» **AIM OF THE EXERCISE**: Read through the data and count the lines that contain the string "code"; give only the result.

» **MATERIAL TO PROCESS**:
<<<<

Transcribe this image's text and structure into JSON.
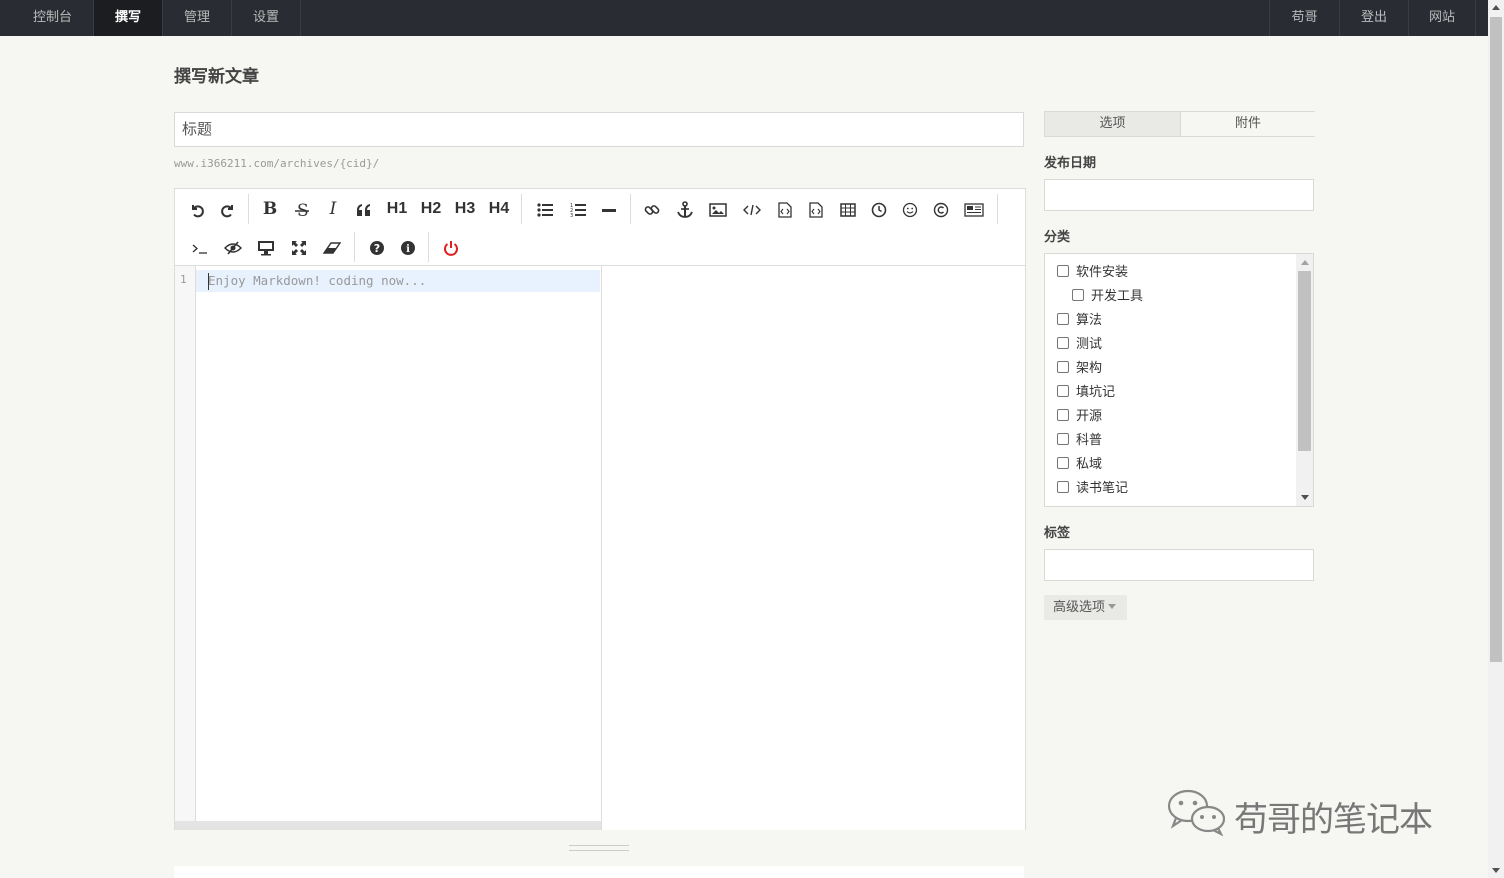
{
  "nav": {
    "left": [
      "控制台",
      "撰写",
      "管理",
      "设置"
    ],
    "active": "撰写",
    "right": [
      "苟哥",
      "登出",
      "网站"
    ]
  },
  "page": {
    "title": "撰写新文章",
    "title_placeholder": "标题",
    "url_hint": "www.i366211.com/archives/{cid}/"
  },
  "editor": {
    "toolbar_row1": [
      "undo-icon",
      "redo-icon",
      "B",
      "strikethrough-icon",
      "I",
      "quote-icon",
      "H1",
      "H2",
      "H3",
      "H4",
      "list-ul-icon",
      "list-ol-icon",
      "hr-icon",
      "link-icon",
      "anchor-icon",
      "image-icon",
      "code-icon",
      "code-block-icon",
      "code-block-alt-icon",
      "table-icon",
      "clock-icon",
      "emoji-icon",
      "copyright-icon",
      "newspaper-icon"
    ],
    "toolbar_row2": [
      "terminal-icon",
      "eye-slash-icon",
      "desktop-icon",
      "fullscreen-icon",
      "eraser-icon",
      "help-icon",
      "info-icon",
      "power-icon"
    ],
    "heading_labels": {
      "h1": "H1",
      "h2": "H2",
      "h3": "H3",
      "h4": "H4",
      "bold": "B",
      "italic": "I"
    },
    "line_number": "1",
    "placeholder": "Enjoy Markdown! coding now...",
    "power_color": "#e01f1f"
  },
  "sidebar": {
    "tabs": [
      "选项",
      "附件"
    ],
    "active_tab": "选项",
    "publish_date_label": "发布日期",
    "category_label": "分类",
    "categories": [
      {
        "label": "软件安装",
        "indent": 0
      },
      {
        "label": "开发工具",
        "indent": 1
      },
      {
        "label": "算法",
        "indent": 0
      },
      {
        "label": "测试",
        "indent": 0
      },
      {
        "label": "架构",
        "indent": 0
      },
      {
        "label": "填坑记",
        "indent": 0
      },
      {
        "label": "开源",
        "indent": 0
      },
      {
        "label": "科普",
        "indent": 0
      },
      {
        "label": "私域",
        "indent": 0
      },
      {
        "label": "读书笔记",
        "indent": 0
      }
    ],
    "tags_label": "标签",
    "advanced_label": "高级选项"
  },
  "watermark": "苟哥的笔记本",
  "colors": {
    "nav_bg": "#292d33",
    "page_bg": "#f6f6f3",
    "active_line": "#e8f2fe"
  }
}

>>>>

» **WRITTEN RESPONSE**: 3